Problem to solve
Give the listing again word for word, excluding the pictures it contains.

Provided data
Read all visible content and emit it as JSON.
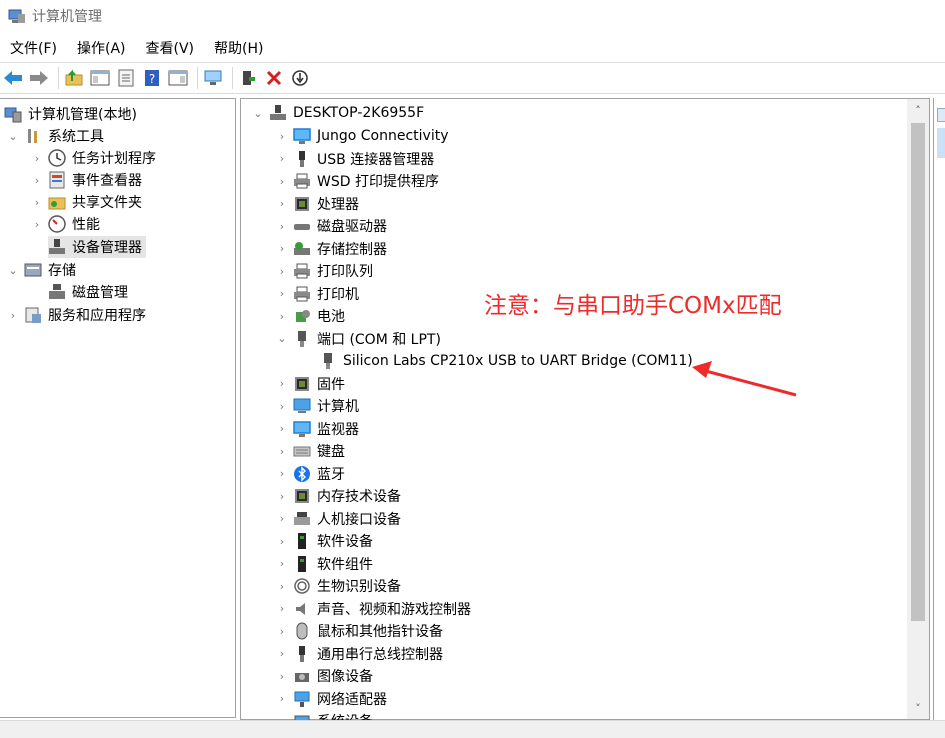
{
  "window": {
    "title": "计算机管理"
  },
  "menu": {
    "items": [
      "文件(F)",
      "操作(A)",
      "查看(V)",
      "帮助(H)"
    ]
  },
  "toolbar": {
    "buttons": [
      "back-icon",
      "forward-icon",
      "up-folder-icon",
      "show-hide-tree-icon",
      "properties-icon",
      "help-icon",
      "action-pane-icon",
      "scan-hardware-icon",
      "update-driver-icon",
      "uninstall-icon",
      "disable-icon"
    ]
  },
  "tree": {
    "root": "计算机管理(本地)",
    "items": [
      {
        "label": "系统工具",
        "icon": "tools-icon"
      },
      {
        "label": "任务计划程序",
        "icon": "clock-icon"
      },
      {
        "label": "事件查看器",
        "icon": "event-viewer-icon"
      },
      {
        "label": "共享文件夹",
        "icon": "shared-folder-icon"
      },
      {
        "label": "性能",
        "icon": "performance-icon"
      },
      {
        "label": "设备管理器",
        "icon": "device-manager-icon"
      },
      {
        "label": "存储",
        "icon": "storage-icon"
      },
      {
        "label": "磁盘管理",
        "icon": "disk-management-icon"
      },
      {
        "label": "服务和应用程序",
        "icon": "services-icon"
      }
    ]
  },
  "devices": {
    "computer": "DESKTOP-2K6955F",
    "categories": [
      "Jungo Connectivity",
      "USB 连接器管理器",
      "WSD 打印提供程序",
      "处理器",
      "磁盘驱动器",
      "存储控制器",
      "打印队列",
      "打印机",
      "电池",
      "端口 (COM 和 LPT)",
      "固件",
      "计算机",
      "监视器",
      "键盘",
      "蓝牙",
      "内存技术设备",
      "人机接口设备",
      "软件设备",
      "软件组件",
      "生物识别设备",
      "声音、视频和游戏控制器",
      "鼠标和其他指针设备",
      "通用串行总线控制器",
      "图像设备",
      "网络适配器",
      "系统设备"
    ],
    "port_child": "Silicon Labs CP210x USB to UART Bridge (COM11)"
  },
  "annotation": {
    "text": "注意：与串口助手COMx匹配",
    "color": "#ee2b2b"
  },
  "colors": {
    "selection": "#e5e5e5",
    "accent": "#1f7fd8",
    "annotation": "#ee2b2b"
  }
}
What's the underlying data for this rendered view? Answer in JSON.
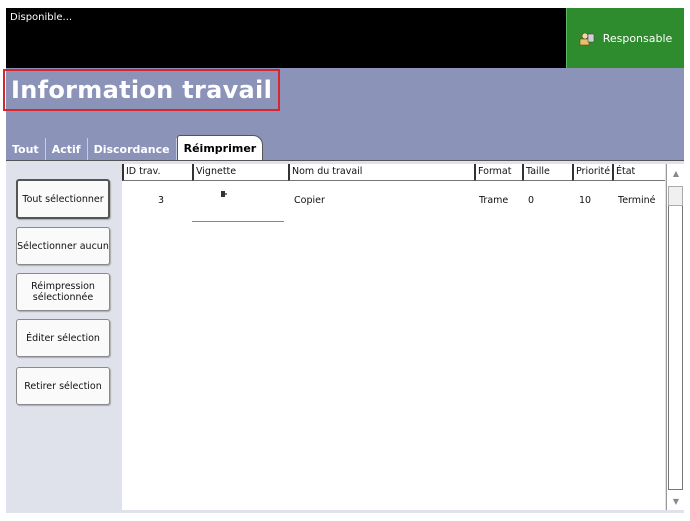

Answer to this problem
Read all visible content and emit it as JSON.
{
  "window": {
    "title": "计算机管理"
  },
  "menu": {
    "items": [
      "文件(F)",
      "操作(A)",
      "查看(V)",
      "帮助(H)"
    ]
  },
  "toolbar": {
    "buttons": [
      "back-icon",
      "forward-icon",
      "up-folder-icon",
      "show-hide-tree-icon",
      "properties-icon",
      "help-icon",
      "action-pane-icon",
      "scan-hardware-icon",
      "update-driver-icon",
      "uninstall-icon",
      "disable-icon"
    ]
  },
  "tree": {
    "root": "计算机管理(本地)",
    "items": [
      {
        "label": "系统工具",
        "icon": "tools-icon"
      },
      {
        "label": "任务计划程序",
        "icon": "clock-icon"
      },
      {
        "label": "事件查看器",
        "icon": "event-viewer-icon"
      },
      {
        "label": "共享文件夹",
        "icon": "shared-folder-icon"
      },
      {
        "label": "性能",
        "icon": "performance-icon"
      },
      {
        "label": "设备管理器",
        "icon": "device-manager-icon"
      },
      {
        "label": "存储",
        "icon": "storage-icon"
      },
      {
        "label": "磁盘管理",
        "icon": "disk-management-icon"
      },
      {
        "label": "服务和应用程序",
        "icon": "services-icon"
      }
    ]
  },
  "devices": {
    "computer": "DESKTOP-2K6955F",
    "categories": [
      "Jungo Connectivity",
      "USB 连接器管理器",
      "WSD 打印提供程序",
      "处理器",
      "磁盘驱动器",
      "存储控制器",
      "打印队列",
      "打印机",
      "电池",
      "端口 (COM 和 LPT)",
      "固件",
      "计算机",
      "监视器",
      "键盘",
      "蓝牙",
      "内存技术设备",
      "人机接口设备",
      "软件设备",
      "软件组件",
      "生物识别设备",
      "声音、视频和游戏控制器",
      "鼠标和其他指针设备",
      "通用串行总线控制器",
      "图像设备",
      "网络适配器",
      "系统设备"
    ],
    "port_child": "Silicon Labs CP210x USB to UART Bridge (COM11)"
  },
  "annotation": {
    "text": "注意：与串口助手COMx匹配",
    "color": "#ee2b2b"
  },
  "colors": {
    "selection": "#e5e5e5",
    "accent": "#1f7fd8",
    "annotation": "#ee2b2b"
  }
}
What's the underlying data for this rendered view? Answer in JSON.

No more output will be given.